PROBLEM REQUIREMENTS – Reproduce each line from the records that holds "name".

EXERCISE MATERIAL –
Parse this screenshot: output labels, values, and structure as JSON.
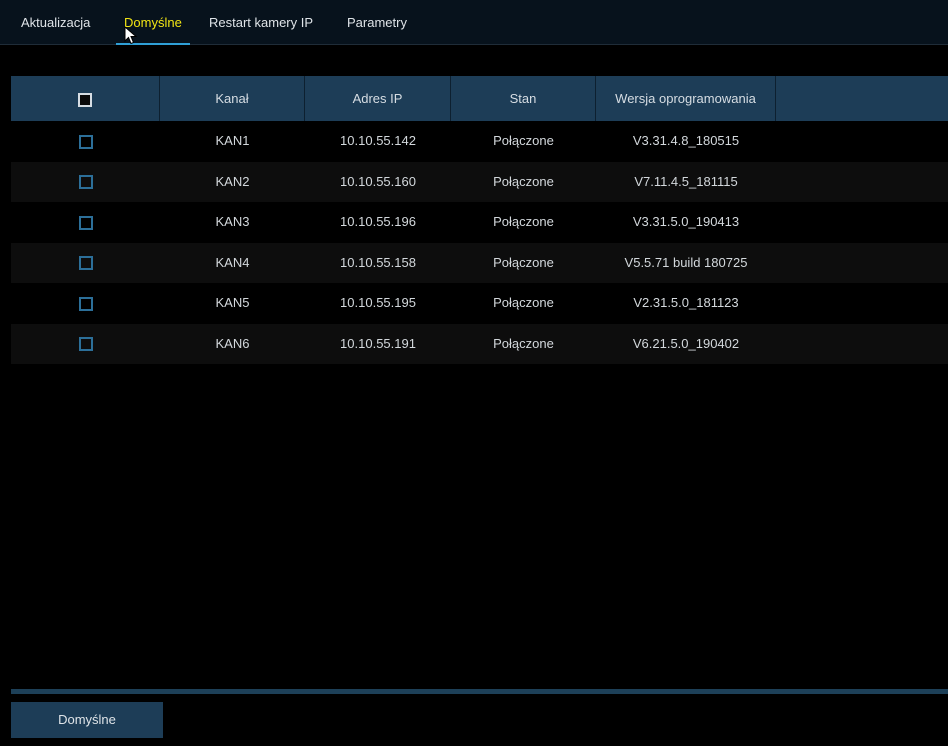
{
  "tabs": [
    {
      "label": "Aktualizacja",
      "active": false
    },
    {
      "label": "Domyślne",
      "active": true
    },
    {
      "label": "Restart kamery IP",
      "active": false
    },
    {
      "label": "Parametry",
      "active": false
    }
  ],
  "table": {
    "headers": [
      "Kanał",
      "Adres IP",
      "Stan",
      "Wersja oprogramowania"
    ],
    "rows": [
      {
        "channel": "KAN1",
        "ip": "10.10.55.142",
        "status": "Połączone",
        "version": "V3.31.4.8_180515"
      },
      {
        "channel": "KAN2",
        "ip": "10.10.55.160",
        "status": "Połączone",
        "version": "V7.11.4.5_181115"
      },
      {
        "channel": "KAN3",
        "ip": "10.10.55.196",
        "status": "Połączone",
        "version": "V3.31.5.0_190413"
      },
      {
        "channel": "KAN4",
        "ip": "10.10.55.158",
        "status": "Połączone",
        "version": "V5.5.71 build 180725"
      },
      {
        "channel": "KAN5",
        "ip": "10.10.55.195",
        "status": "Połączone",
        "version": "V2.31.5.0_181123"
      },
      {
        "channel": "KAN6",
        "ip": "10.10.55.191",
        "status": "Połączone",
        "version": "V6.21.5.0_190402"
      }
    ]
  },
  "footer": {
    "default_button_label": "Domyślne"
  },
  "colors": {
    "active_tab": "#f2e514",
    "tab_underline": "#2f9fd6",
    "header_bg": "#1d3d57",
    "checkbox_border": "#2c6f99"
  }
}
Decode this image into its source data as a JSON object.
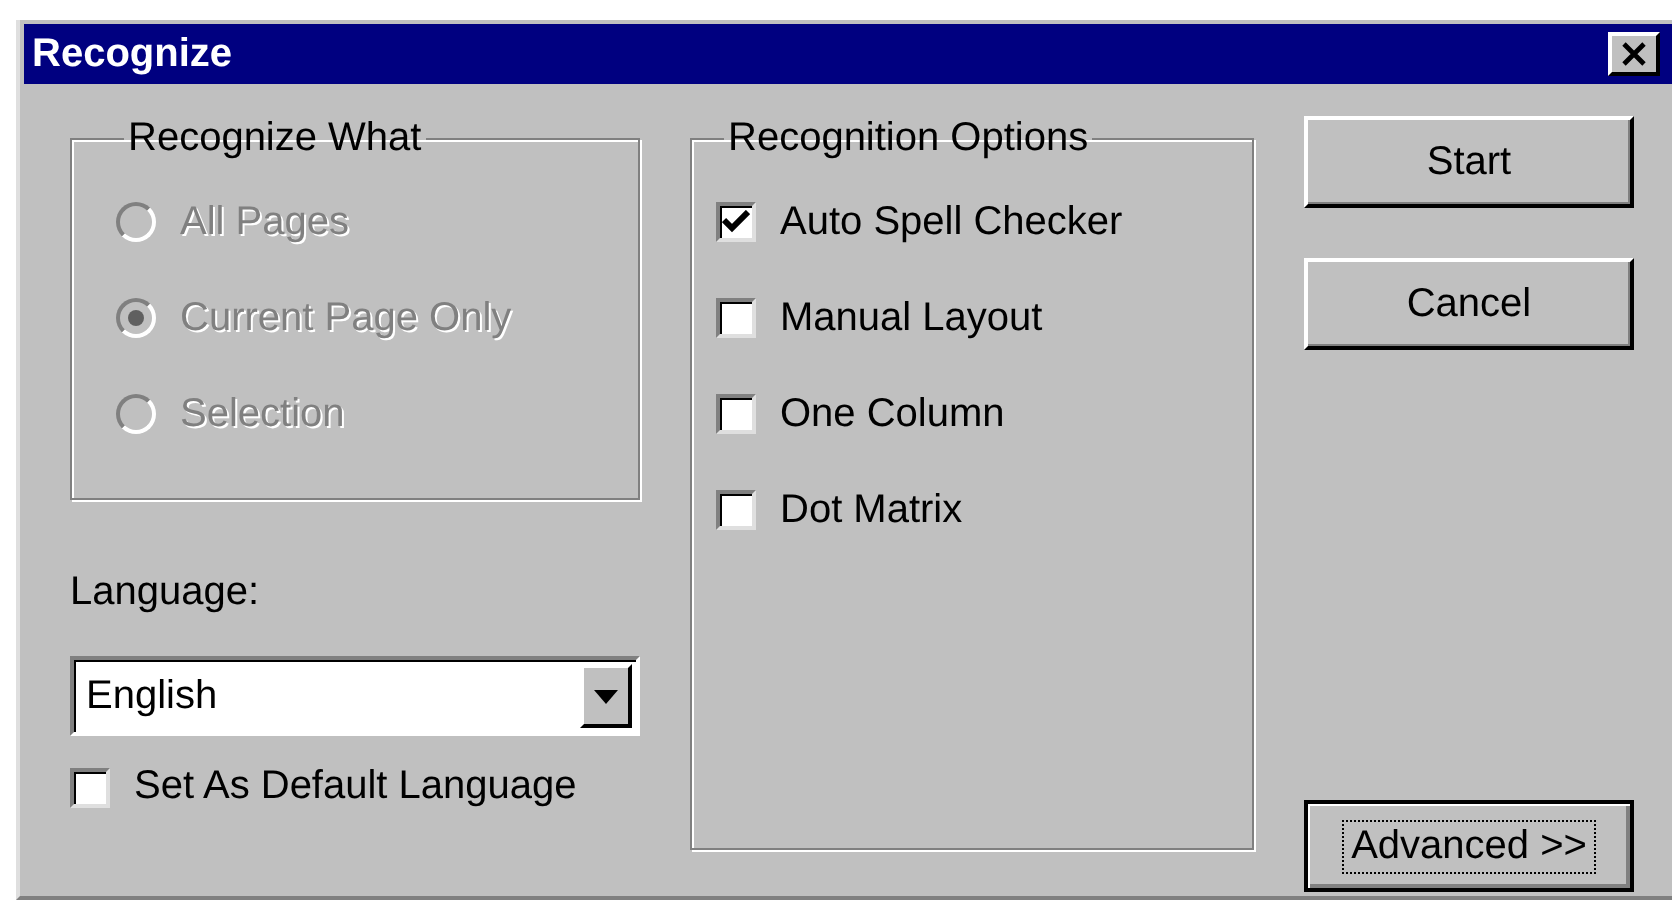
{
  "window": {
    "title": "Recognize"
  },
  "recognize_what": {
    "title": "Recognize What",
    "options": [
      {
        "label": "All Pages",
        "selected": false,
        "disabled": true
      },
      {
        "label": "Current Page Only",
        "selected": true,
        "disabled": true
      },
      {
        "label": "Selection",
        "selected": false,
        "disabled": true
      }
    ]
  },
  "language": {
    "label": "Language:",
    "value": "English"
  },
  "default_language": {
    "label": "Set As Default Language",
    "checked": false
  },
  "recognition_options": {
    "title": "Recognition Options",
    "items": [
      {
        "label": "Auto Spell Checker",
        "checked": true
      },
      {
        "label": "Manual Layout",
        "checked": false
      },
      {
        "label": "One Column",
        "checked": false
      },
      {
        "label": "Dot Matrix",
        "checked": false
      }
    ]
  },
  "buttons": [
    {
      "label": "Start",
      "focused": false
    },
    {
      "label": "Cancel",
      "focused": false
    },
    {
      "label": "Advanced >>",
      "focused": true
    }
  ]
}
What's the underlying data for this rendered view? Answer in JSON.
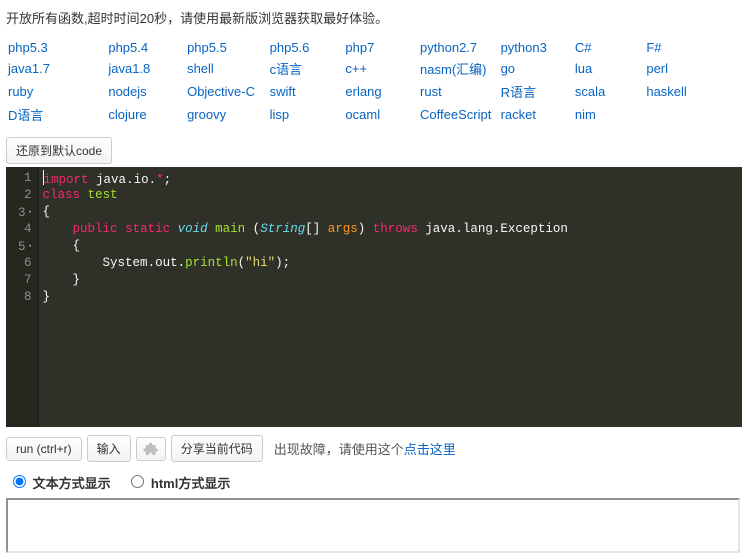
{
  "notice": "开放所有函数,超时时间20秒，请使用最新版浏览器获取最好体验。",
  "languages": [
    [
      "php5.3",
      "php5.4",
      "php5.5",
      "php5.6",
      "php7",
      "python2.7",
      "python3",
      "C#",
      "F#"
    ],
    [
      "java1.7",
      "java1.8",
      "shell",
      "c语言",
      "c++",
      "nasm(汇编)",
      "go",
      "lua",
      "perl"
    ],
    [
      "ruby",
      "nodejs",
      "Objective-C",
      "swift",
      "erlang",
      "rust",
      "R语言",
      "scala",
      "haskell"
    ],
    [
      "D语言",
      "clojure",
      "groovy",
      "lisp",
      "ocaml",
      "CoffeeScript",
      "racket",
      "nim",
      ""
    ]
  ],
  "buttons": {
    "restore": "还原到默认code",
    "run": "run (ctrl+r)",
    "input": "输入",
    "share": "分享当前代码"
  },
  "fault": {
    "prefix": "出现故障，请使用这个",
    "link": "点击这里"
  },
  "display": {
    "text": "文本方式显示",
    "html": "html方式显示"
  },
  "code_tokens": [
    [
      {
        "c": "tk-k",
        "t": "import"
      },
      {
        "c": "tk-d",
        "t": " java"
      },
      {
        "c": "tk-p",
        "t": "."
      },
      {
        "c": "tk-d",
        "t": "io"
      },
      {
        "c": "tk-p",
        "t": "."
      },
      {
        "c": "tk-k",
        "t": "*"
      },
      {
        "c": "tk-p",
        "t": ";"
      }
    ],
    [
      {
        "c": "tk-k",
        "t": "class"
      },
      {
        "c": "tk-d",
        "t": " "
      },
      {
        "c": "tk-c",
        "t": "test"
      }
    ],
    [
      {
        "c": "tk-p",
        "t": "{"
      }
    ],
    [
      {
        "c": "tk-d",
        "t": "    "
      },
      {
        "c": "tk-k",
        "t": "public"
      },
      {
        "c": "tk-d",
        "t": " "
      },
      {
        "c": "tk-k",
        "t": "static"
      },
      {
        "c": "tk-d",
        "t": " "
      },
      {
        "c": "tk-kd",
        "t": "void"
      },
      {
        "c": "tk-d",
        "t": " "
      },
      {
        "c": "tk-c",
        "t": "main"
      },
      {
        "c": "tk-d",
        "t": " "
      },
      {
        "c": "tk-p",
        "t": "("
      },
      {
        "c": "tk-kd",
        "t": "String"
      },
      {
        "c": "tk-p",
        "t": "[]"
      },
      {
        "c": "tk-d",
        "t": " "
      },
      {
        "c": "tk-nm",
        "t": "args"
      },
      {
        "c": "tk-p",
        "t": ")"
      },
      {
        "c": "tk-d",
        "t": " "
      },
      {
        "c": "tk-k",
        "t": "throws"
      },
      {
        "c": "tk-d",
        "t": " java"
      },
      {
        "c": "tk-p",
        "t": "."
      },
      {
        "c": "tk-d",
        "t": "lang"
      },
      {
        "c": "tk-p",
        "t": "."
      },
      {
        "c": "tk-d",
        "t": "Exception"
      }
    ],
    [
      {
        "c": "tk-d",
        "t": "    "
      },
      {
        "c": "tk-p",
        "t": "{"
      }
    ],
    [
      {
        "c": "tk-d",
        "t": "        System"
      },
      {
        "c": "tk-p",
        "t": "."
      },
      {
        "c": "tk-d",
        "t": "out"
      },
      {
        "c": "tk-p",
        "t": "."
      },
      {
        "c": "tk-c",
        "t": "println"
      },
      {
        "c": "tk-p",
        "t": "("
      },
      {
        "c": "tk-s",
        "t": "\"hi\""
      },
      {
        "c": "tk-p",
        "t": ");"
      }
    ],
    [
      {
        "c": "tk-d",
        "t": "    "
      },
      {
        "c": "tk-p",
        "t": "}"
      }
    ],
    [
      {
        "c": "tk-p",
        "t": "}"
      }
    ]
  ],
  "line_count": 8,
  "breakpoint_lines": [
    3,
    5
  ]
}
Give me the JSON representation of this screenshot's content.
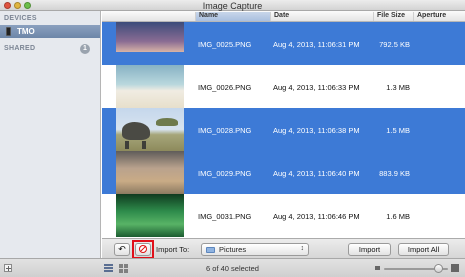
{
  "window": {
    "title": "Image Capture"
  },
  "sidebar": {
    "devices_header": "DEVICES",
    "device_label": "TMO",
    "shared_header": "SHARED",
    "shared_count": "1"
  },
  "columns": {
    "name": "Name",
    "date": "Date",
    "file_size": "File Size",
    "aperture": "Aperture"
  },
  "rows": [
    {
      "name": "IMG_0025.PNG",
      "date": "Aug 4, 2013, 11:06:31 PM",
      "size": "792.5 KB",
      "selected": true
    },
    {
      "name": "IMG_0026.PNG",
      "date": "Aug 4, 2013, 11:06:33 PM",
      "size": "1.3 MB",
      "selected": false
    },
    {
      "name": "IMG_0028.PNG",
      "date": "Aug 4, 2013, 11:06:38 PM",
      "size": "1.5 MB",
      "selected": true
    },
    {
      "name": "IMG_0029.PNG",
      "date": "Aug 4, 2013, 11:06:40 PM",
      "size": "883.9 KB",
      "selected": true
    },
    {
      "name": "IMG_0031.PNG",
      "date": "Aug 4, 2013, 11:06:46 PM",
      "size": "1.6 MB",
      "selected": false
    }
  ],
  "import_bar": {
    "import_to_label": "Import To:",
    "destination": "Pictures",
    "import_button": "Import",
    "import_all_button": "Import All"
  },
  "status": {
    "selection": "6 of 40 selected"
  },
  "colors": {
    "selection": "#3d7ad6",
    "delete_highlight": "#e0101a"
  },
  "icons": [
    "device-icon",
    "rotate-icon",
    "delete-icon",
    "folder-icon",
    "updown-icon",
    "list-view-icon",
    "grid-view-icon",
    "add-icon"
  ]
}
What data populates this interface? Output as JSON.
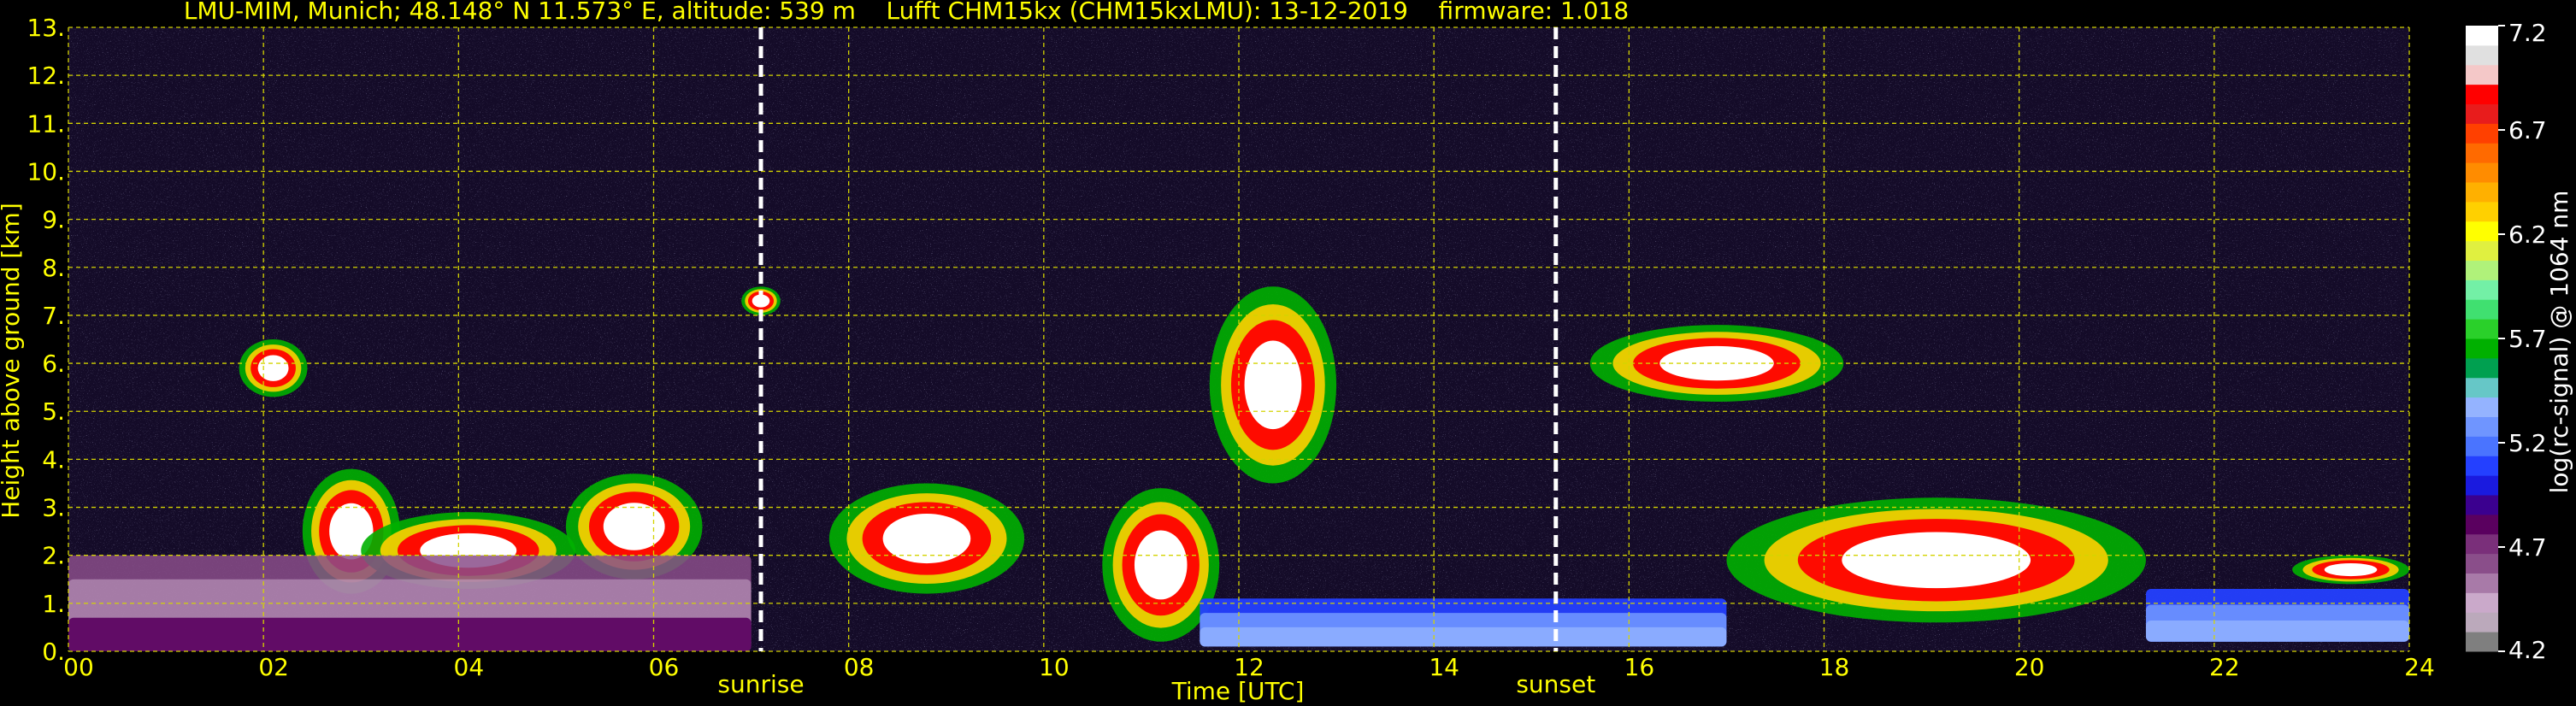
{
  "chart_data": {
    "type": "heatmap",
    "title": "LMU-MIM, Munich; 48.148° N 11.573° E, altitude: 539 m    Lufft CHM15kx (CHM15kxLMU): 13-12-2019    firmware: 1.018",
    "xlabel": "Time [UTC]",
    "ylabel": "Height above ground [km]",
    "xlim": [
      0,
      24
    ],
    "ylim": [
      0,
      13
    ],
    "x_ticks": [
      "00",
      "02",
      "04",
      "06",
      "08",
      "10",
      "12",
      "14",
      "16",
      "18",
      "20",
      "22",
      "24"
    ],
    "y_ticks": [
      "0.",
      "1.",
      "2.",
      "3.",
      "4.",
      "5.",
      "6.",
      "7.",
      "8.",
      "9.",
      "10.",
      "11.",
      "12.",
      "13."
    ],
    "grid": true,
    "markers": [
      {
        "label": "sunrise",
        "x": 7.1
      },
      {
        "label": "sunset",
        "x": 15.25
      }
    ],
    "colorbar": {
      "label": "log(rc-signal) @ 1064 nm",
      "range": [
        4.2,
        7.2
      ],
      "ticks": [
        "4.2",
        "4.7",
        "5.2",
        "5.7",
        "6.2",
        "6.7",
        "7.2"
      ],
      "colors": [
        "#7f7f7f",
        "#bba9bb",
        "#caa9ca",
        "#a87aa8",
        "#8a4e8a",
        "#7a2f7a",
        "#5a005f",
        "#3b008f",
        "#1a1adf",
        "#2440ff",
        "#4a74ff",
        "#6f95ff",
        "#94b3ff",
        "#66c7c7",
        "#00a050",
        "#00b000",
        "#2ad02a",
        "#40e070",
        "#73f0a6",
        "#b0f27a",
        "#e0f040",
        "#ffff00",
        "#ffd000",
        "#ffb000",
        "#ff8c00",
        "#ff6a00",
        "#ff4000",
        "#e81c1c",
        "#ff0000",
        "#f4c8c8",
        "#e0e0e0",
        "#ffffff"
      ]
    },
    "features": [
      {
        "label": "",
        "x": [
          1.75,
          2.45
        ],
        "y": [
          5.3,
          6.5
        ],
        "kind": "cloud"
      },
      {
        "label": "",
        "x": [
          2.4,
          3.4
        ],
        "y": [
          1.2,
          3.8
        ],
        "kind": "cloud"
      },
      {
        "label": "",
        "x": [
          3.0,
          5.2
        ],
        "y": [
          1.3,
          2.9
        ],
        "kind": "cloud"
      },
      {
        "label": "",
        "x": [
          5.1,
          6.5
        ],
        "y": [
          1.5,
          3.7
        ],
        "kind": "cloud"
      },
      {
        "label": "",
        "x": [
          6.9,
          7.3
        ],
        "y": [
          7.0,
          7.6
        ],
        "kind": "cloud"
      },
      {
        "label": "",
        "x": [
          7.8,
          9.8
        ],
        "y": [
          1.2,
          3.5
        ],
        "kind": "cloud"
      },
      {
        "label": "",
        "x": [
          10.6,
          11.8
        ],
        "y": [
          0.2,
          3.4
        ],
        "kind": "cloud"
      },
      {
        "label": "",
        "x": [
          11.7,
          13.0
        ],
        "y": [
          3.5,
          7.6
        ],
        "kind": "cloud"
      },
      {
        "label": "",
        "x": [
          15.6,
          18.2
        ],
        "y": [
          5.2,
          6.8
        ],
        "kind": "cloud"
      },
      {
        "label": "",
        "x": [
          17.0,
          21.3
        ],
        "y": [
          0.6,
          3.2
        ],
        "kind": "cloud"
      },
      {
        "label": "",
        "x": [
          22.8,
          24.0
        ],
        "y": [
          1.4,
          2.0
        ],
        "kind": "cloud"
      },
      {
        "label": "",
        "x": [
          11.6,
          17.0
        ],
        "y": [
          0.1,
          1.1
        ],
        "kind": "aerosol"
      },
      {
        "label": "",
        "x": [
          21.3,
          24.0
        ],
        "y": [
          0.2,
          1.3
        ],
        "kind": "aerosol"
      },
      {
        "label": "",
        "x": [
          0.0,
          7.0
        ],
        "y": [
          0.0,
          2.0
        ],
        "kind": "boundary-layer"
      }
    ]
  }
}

EXERCISE SOLUTION –
    "name": "Name",
      "name": "IMG_0025.PNG",
      "name": "IMG_0026.PNG",
      "name": "IMG_0028.PNG",
      "name": "IMG_0029.PNG",
      "name": "IMG_0031.PNG",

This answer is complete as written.